Houston, Texas (May 14, 1996)  On May 14 at 9:00 am at the Hyatt
Regency Hotel in downtown Houston, Texaco shareholders will be
greeted by human rights, environmental and religious organizations
concerned about human rights abuses connected to Texaco's natural
gas pipeline project in Burma.
	Religious leaders will ask shareholders to vote in favor
of Proxy Item 4 calling for Texaco's Board of Directors to
terminate operations in Burma until political power is transferred
to the democratically elected government of Burma (Myanmar) and
political prisoners are released.
	"SLORC gains political legitimacy and maintains financial
solvency, in part, through partnerships with foreign oil
companies.", said Sister Marian Adrian, from the Grey Nuns of the
Sacred Heart, co-proponent of Proxy Item 4.
	Burma is ruled by a military regime called the State Law
and Order Restoration Council (SLORC). SLORC has been
internationally condemned by the US State Department, the UN Human
Rights Commission, the European Parliament and Amnesty
	In 1990 the Burmese people voted in the democracy party,
SLORC nullified the results and retained their stronghold. The
exiled National Coalition Government of the Union of Burma elected
in 1990, said, Rthe investment of Texaco has buttressed the
repressive military regime through the payment of millions of
dollars for exploration rights, goods, and services.S
	The groups assert that Texaco not only helps prop up the
military junta, but also links Texaco's gas project to human
rights abuses.
	Texaco is the lead operator in a natural gas venture 260
miles off BurmaUs coast.  Texaco will build a pipeline to
transport the gas from the sea to Thailand. Once on land they will
connect their pipeline to one currently being built by the Unocal
and Total oil companies in the Tenasserim region of southern
Burma. The pipeline will traverse through diverse ecosystems
including intact tropical rainforest.
	The Karen Human Rights Group (KHRG) has reported that
thousands of Karen, Mon and Tavoy villagers are the victims of
forced relocation, forced labor, rape, torture and murder all
along the proposed pipeline route. These abuses caused by SLORC
troops are connected to both the pipeline security and the
construction of roads, railways and military bases.  (over) (2)

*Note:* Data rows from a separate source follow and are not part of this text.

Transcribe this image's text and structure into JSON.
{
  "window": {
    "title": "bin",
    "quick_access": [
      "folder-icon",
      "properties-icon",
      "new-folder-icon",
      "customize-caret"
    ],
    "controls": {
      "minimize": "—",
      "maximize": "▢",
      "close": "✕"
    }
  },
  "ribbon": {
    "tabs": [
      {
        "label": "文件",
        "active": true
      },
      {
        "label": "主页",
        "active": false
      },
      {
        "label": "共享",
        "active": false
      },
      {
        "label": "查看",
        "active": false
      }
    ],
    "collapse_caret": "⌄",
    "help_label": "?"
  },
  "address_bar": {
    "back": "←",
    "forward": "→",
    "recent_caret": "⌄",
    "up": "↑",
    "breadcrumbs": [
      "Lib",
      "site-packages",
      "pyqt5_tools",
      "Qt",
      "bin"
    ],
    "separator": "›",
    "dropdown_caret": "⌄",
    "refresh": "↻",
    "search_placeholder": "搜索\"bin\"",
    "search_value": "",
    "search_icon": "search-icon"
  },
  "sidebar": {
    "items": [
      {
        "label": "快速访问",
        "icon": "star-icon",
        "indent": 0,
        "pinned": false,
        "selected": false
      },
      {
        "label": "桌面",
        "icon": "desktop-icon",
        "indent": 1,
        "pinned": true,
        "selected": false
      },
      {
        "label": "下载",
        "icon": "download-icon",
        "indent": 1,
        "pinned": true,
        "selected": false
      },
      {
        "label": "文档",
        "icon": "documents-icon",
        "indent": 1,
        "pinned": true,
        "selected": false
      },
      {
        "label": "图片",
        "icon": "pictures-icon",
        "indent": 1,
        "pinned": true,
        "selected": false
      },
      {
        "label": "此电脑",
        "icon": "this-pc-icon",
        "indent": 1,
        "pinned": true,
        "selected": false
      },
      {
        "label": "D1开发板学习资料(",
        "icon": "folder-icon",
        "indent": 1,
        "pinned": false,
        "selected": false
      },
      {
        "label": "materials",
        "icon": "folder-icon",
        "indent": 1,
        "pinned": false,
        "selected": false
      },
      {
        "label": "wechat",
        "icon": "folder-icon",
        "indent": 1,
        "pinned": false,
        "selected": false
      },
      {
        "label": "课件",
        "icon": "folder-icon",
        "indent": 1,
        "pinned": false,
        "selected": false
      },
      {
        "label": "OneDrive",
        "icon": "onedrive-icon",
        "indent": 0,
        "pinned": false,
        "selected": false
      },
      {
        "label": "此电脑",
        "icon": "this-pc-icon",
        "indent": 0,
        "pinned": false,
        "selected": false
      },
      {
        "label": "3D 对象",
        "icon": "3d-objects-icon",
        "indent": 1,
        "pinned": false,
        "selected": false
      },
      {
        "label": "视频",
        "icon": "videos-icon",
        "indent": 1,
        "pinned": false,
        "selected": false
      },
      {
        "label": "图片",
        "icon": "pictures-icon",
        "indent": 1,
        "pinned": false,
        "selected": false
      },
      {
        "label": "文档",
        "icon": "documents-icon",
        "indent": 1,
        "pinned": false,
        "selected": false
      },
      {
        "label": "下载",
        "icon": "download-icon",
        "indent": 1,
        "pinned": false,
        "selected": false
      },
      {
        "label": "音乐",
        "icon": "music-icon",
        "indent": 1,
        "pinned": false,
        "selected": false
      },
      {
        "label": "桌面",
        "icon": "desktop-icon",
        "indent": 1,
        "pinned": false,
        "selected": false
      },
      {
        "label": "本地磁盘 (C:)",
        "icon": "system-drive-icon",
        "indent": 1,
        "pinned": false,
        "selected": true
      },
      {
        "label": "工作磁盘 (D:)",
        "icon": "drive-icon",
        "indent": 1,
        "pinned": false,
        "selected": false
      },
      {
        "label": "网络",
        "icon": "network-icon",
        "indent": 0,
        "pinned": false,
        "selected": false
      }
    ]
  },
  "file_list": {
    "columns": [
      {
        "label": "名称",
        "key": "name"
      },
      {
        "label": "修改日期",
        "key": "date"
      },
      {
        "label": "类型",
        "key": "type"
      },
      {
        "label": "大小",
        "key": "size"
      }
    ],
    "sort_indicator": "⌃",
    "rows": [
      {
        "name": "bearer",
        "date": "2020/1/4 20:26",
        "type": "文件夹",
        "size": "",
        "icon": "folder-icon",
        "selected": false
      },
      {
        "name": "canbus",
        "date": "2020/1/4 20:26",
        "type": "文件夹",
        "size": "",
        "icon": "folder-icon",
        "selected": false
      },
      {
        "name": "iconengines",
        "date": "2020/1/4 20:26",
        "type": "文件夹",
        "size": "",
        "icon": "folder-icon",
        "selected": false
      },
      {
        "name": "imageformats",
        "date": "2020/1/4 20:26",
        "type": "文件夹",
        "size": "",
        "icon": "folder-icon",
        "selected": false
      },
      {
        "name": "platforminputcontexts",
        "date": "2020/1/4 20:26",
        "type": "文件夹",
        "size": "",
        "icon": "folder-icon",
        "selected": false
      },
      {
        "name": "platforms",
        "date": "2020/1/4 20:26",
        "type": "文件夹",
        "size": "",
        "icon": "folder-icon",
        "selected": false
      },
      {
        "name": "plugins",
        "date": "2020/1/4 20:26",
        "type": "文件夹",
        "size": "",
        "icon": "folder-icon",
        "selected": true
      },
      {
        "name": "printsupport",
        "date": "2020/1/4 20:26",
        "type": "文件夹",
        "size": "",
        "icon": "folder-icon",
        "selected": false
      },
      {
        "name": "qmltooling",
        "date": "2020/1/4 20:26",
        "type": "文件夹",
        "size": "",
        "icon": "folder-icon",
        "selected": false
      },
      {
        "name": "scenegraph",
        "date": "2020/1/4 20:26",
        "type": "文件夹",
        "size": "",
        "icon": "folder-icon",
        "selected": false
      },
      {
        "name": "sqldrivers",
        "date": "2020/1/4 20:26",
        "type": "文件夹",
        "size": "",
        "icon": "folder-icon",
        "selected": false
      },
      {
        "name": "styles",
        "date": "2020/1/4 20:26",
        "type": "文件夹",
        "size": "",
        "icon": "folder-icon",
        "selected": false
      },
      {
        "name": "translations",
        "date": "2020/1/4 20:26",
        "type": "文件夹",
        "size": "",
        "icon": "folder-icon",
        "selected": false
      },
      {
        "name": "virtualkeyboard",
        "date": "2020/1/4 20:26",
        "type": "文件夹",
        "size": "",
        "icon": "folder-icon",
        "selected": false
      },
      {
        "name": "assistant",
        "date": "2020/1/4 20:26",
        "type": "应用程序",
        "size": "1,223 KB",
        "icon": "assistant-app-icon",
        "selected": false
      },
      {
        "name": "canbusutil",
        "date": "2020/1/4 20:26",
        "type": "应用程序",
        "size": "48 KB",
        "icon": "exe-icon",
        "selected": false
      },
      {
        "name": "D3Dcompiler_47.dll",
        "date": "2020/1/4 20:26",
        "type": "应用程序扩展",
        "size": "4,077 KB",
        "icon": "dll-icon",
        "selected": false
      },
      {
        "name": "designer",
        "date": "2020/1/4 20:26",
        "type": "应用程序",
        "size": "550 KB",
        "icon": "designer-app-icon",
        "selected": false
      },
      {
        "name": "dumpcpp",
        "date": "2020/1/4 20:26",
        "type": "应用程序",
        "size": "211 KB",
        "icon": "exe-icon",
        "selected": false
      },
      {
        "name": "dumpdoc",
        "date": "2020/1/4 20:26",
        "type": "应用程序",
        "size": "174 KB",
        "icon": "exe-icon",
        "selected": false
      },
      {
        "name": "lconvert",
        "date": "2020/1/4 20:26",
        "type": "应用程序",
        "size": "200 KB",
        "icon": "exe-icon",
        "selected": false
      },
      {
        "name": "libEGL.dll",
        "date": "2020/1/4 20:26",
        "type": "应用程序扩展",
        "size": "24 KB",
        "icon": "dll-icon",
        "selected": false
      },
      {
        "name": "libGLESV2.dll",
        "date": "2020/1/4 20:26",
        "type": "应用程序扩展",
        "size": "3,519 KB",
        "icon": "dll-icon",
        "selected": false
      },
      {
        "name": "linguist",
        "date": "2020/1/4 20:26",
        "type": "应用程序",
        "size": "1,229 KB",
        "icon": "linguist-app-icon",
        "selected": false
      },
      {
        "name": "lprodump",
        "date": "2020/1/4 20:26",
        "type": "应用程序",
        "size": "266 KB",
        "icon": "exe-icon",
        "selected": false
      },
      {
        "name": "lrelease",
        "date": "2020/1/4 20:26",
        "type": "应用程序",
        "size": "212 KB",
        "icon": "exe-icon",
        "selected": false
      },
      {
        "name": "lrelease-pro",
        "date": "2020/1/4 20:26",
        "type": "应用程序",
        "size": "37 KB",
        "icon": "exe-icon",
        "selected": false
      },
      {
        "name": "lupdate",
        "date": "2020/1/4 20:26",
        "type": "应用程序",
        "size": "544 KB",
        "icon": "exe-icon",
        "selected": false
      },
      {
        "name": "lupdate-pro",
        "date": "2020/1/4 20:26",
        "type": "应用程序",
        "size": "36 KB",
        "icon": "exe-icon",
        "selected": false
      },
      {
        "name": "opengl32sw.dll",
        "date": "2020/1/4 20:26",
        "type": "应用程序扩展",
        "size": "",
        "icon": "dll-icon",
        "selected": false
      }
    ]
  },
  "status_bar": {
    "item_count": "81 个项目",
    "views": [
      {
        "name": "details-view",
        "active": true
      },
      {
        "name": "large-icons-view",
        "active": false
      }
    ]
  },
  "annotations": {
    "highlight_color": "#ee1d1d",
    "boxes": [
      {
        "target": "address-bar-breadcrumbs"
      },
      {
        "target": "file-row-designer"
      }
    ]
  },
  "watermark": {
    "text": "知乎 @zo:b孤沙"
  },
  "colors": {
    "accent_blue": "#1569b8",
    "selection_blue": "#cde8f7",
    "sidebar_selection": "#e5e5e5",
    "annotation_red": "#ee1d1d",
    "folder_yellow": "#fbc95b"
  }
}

RThe SLORC troops responsible for the pipeline security have
forcibly removed many villages on the pipeline right-of-way with
no compensation for the loss of their homes or farms.S  said Pon
Nya, chairman of the Mon, Restoration Council, RWorse yet,
villagers have to pay fees to SLORC for things like pipeline
security and railroad construction projects made with slave labor,
which includes children and the elderly.S

The KHRG has interviewed villagers who testify that they were
forced by SLORC troops to work on pipeline roads .
RPeople...mainly women, are being forced to do four day shifts of
labor to burn the bush, pull up stumps, clear and level the ground
to extend helipad facilities (possibly a runaway) for the
pipeline...S, said the April 8, 1996 KHRG report.

RTexaco supports this pariah regime and justifies it by saying
they are improving economic conditions that will in turn improve
human rights standards. But exactly the opposite is happening. The
reality in the pipeline area is forced labor, forced relocation,
impoverishment and increased brutality, this is what SLORC does
throughout the country and the pipeline project is no exception.S,
said Pamela Wellner, coordinator of the Free Burma - No
Petro-dollars for SLORC campaign.  RTexaco can not separate itself
from these abuses unless it completely withdraws its operation
from Burma."

Burma is considered the South Africa of the 90s. Cities such as
Oakland, San Francisco and Madison have all passed laws barring
municipal contracts with Burma involved companies, including
Texaco, Unocal and PepsiCo. On May 17, the Senate Banking and
Finance Committee will hold a hearing on bill S.1511 calling for
U.S. economic sanctions against Burma. These sanctions have been
called for by BurmaUs democracy movement.

Burma democracy leader and Nobel laureate Aung San Suu Kyi after
being released from six years of house arrest said, Rto go into it
(Burma) too early will not only hurt the process of
democratization, it could also go against sustained economic
democratization...in the long run, it will be the businessmen
themselves who will be hurt by investing at the wrong time.S